4/11 The Ministry of Special Cases I found this book in a bookstore a year or so ago and a cursory look at the back made me think it was just the kind of whimsical read it would be nice to curl up with on a rainy weekend. I don’t know. The edition I found had a nice paper cut cover and it sounded like a nice book about a misfit Jewish family and I got the impression some nice witch in the Harry Potter-ish sounding ministry of special cases would make everything okay and everyone would learn some lessons about themselves along the way. I totally missed the little fact that it took place in Argentina in the ’70’s. In a related note, when I was nineteen or twenty I went through a phase of reading a certain kind of South American literature from the ’70’s and ’80’s and even now I cannot relax when anyone I know or love goes within five hundred miles of Argentina, Peru, Guatemala, and especially Columbia. Can NOT relax. Anyway, by the last, devastating sentence in this book I was shaking.
4/11 The Savage Garden Mark Mills is not a bad writer, but this book had the most disappointing ending of any I can remember. I mean, really godawful after such a careful building up of suspense.
4/11 Midwives A good read. Chris Bohjalian is to literature what M Night Shyamalan wishes he was to movies.
3/11 The Lacuna Just when I think I can’t love Barbara Kingsolver more, she goes ahead and makes me cry with this book.
3/11 World from Rough Stones I really loved Malcolm MacDonald when I was a young teenager, and this was free on Kindle, so… I can see why this book captured my fourteen year old self’s heart. The characters are all the more indelible for being painted with broad strokes. It gives the pleasant illusion that adults are all essentially happy. There’s enough history to make you feel like you’re learning something. He goes to some pains to describe the clothes. And the sex scenes are liberally sprinkled throughout, and, much like my fourteen year old self, there seem to be some holes in his grasp of the mechanics of sexual intercourse.
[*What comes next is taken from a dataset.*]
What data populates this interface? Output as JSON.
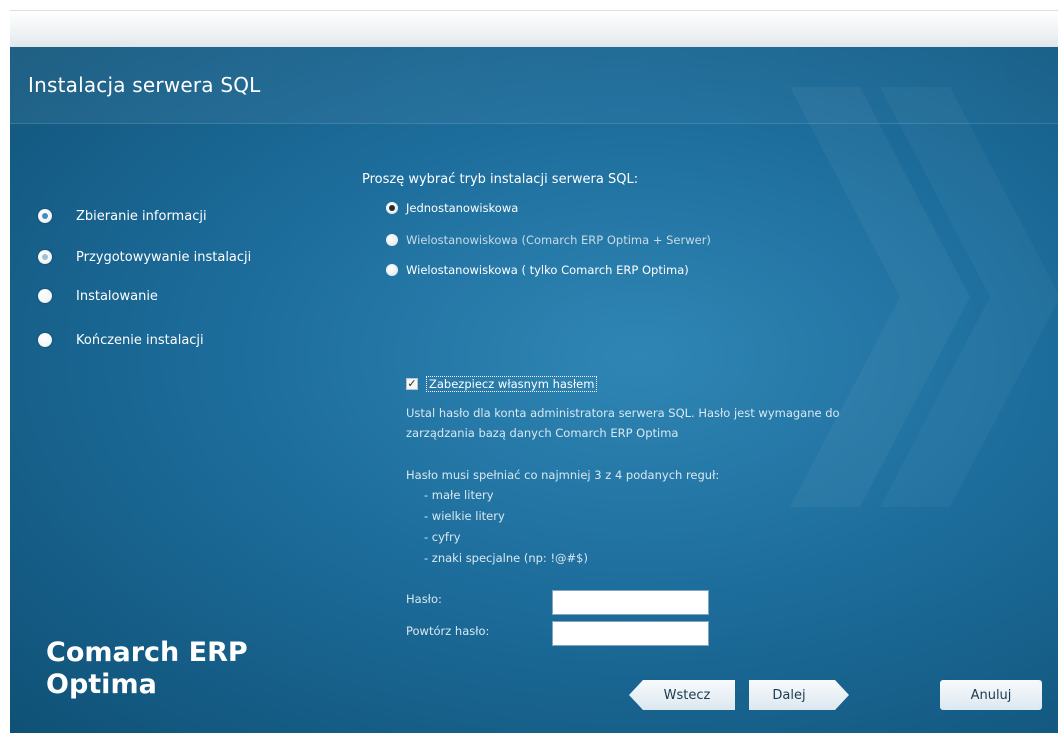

3/11 Fortress of Solitude J. Lethem. Okay, the second half slipped a little. Or maybe just fell flat on its face. Still, I wish I’d savored this book instead of gulping it down.
3/11Secret Adversary My first Agatha Christie, believe it or not. It was okay. Not great.
2/11Cocktails For ThreeErin O’Shea is my hero for the shipment. This one went down as quickly and deliciously as anything made with blueberry stoli. Bonus- no hangover.
2/11The Beach House Thank you, Erin, for the shipment of chick-lit books.
2/11 The Art of Travel Alain de Botton has been accused of stating the obvious, but he does it so pleasantly.
2/ 11 Blessing Nancy Mitford can do no wrong in my eyes.
1/11 The Angel’s Game If you extracted the entertaining gore from a Frank Miller book and put the remaining pulp in a blender with a Steig Larsson novel with any political relevance squeezed out and a telenovela, you would get this mess of a book. The author picture on the back shows a man with a goatee but I’m pretty sure whoever wrote this book was twelve years old.
1/11 Oh my gosh was this ever a good read. The Thousand and One Autumns of Jacob de Zoet by David Mitchell.
1/11- Lives of the Saints by Nino Ricci. Pretty Good. I’d read the sequel.
1/11- The Good Soldier by Ford Maddox Ford. Bleh.